Legislature About to Convene 'Year of the Vice'
Around the State
Was it only 12 months ago Florida was banning bongs? My, what a difference a year makes.
Shift to 2014 and look at us now. It's party time! All of a sudden wicked is permitted, "sin" is in, vice is nice.
World Cup aside, Florida, we're already on the road to Rio. Or so it seems.
All that vice.
No wonder HB 843 now looks like a walk in the park. As it should, too. This Matt Gaetz-Katie Edwards medical marijuana bill will relieve the suffering and prolong the lives of thousands of young people. Never mind the problematical constitutional amendment. HB 843 could open up worlds at the University of Florida -- immediately carve a new path of innovative research in medicine and agriculture.
Imagine if HB 843 presenters had attempted to float such an idea in last year's burn-the-bongs atmosphere. I picture FDLE raiders all over their apartments like ants on a doughnut looking for baggies, rocks, secret stashes of the demon weed. This year, on the other hand -- as if through magic -- the Legislature is awash in wizened conservatives, tears in their eyes, hope in their hearts, wanting to help the children of Florida.
Even Senate President Don Gaetz admitted this week, "My view has changed as a result of families whose stories I have listened to and whose stories are compelling," especially when other medical procedures and treatments do not provide effective results.

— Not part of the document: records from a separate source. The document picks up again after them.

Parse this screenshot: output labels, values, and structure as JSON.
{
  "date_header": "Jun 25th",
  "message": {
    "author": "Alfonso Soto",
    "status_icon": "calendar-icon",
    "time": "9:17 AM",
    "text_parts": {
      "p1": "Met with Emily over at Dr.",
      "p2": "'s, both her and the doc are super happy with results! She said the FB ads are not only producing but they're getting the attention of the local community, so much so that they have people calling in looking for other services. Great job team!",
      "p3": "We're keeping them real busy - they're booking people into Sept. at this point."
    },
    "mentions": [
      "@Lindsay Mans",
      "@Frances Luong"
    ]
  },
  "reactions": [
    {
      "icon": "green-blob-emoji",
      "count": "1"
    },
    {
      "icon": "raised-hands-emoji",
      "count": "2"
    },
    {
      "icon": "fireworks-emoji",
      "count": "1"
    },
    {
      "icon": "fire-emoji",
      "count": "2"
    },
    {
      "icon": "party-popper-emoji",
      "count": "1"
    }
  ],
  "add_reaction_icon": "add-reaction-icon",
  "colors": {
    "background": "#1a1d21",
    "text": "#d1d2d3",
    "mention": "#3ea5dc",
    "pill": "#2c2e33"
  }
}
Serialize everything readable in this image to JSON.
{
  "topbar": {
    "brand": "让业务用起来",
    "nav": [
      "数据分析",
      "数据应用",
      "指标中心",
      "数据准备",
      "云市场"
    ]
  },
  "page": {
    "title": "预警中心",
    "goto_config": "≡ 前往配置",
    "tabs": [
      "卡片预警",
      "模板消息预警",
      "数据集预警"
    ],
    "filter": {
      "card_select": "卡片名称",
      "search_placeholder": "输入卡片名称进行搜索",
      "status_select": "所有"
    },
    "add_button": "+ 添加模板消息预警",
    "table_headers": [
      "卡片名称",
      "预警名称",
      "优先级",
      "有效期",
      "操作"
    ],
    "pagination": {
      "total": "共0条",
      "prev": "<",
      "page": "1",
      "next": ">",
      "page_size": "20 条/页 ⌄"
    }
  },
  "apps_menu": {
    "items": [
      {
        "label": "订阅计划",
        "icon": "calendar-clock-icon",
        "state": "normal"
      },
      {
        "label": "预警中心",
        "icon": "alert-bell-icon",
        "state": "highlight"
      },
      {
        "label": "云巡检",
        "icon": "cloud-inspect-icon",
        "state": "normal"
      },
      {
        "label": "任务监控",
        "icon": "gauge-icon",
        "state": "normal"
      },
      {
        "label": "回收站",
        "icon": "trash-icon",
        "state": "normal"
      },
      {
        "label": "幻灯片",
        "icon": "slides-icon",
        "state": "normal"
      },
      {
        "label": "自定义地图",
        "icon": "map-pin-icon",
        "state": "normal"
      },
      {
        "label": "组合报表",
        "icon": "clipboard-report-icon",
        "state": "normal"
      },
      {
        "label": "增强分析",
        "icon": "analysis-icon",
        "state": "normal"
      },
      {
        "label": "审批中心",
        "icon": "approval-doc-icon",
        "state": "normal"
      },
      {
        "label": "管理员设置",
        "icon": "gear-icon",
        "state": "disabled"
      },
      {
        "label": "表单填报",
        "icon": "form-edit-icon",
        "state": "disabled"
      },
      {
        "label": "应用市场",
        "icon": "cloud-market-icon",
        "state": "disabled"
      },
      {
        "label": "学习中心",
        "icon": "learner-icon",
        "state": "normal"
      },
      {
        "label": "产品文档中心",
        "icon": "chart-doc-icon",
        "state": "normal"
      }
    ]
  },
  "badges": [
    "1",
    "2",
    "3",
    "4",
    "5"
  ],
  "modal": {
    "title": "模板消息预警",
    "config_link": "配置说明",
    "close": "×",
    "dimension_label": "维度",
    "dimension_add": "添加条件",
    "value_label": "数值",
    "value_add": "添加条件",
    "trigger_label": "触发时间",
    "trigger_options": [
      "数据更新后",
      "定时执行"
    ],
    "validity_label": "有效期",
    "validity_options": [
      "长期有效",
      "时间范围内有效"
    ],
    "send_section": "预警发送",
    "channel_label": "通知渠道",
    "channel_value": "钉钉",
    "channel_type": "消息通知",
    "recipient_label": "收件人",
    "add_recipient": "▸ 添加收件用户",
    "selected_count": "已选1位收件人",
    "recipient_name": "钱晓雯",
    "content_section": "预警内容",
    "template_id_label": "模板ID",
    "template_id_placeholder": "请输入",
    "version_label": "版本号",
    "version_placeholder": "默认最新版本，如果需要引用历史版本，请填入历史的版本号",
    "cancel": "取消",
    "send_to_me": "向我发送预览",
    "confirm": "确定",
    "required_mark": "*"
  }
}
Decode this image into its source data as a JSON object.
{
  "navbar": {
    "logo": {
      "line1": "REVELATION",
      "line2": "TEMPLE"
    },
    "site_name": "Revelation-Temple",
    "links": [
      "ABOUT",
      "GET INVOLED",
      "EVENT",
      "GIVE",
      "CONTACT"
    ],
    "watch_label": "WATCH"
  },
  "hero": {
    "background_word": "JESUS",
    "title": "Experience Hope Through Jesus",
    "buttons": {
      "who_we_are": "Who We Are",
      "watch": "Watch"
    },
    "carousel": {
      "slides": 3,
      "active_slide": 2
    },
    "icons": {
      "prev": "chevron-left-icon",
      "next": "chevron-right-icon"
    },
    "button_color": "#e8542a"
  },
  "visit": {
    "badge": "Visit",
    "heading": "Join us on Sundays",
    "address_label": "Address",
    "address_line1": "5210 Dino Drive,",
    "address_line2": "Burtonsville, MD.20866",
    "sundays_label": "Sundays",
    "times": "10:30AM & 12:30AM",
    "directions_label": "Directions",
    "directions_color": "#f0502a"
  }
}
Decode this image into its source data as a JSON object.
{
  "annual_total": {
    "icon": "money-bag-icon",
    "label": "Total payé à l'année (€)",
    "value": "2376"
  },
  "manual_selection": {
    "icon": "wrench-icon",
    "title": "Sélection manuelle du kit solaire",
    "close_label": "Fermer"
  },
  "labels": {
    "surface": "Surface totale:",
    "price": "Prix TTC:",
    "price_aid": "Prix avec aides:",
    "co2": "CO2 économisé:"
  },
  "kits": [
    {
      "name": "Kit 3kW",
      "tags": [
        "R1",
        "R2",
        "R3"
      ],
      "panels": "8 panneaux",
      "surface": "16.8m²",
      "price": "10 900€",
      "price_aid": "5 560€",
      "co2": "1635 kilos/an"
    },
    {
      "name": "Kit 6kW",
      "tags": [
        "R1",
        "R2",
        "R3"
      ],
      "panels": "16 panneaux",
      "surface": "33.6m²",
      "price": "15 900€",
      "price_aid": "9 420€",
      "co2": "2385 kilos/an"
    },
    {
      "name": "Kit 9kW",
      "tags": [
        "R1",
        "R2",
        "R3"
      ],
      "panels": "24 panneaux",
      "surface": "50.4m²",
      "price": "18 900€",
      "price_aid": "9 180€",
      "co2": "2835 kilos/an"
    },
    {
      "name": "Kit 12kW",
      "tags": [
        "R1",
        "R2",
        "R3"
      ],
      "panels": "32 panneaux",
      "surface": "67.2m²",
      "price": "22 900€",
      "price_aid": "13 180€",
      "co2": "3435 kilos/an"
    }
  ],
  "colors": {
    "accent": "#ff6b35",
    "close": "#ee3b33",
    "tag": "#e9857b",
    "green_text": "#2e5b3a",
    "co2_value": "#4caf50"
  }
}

The real vices are so muscled-up this year their lobbyists are fighting each other for attention and respect.
Here's a press statement fired up and sent off by United for Care, the constitutional amendment authored by and for trial lawyer John Morgan and his Democratic candidate for governor, Charlie Crist. They say Tallahassee priorities are "warped," but theirs are reasonable because who can't trust doctors to decide what's right for their patients, right? Check it out:
"While they have consistently pushed to block medical marijuana to those that need it, Florida legislators have introduced a series of bills to make it even easier to buy alcohol in large quantities. One bill would expand the sale of hard liquor to grocery and convenience stores. Another would allow the sale of 128-ounce beer containers – 128 ounces! That’s almost 11 cans of beer in a single container!
"And these are the same people who say that marijuana is too dangerous to be used with a doctor’s recommendation? What are they thinking? This failure in leadership is exactly why we had to put this on the ballot ourselves."
Actually, United for Care misfired on their indignation and got it wrong. The 128-ounce container, like the 32-ouncer, is already legal in Florida and has been for some time. It's the half-gallon "growler" -- the 64-ounce bottle -- that falls victim to Florida's history of odd bottle laws.
Then there's the 160-member Florida Independent Spirits Association (FISA) -- the folks who represent neighborhood package stores. Lots of years these folks might not get such a warm welcome. But in 2014 they've got church groups and teetotalers on their side. Why? Walmart.
Package stores sell booze, sure, but they operate from a separate store, away from unrelated consumer goods. Now Big Boxer Walmart's in town. It has a bill it wants passed and a legislator supporting it -- Rep. Jimmie Smith, R-Lecanto. The Walmart bill would allow the sale of liquor inside the main store with everything else Walmart sells -- broccoli, T-shirts, toys, anywhere the store wants it displayed.
If the bill succeeds, it will mean a competition catastrophe for little guys in corner liquor stores -- both in price and convenience, although FISA denies that is its main concern ("Independent liquor stores already compete with Walmart and other similar retailers," the organization says. "Grocery stores, combined, currently operate over 400 liquor stores in Florida" each of them separated from the rest of the store by its own entrance).
Walmart isn't just the world's largest retailer, it's the world's largest company. It's already responsible for 30 percent of grocery sales in the United States.
Access to alcohol for minors is the kicker here. A package store clerk is schooled in busting fake IDs and keeping alcohol out of minors' hands; a Walmart clerk -- probably not.
“Right now, when a minor enters a liquor store, they’re immediately noticed because everyone knows they have no business being there. In a big, busy store like Walmart, minors are everyday welcome customers,” says Rory Eggers, president of FISA. “If Walmart is allowed to put liquor in stores that also sell toys and video games, any minor will be tempted to handle, steal or even drink the liquor right there in the store.”
Placing a bet at a fancy resort casino isn't the half of it this year. Vice chat is so happening. Is Florida as all-around-ready to loosen up as it appears? We'll find out a lot in the next two months.
Let the good times roll. Somebody at the Capitol should hand out hats and horns next Tuesday as lawmakers enter the building.
Reach Nancy Smith at nsmith@sunshinestatenews or 228-282-2423.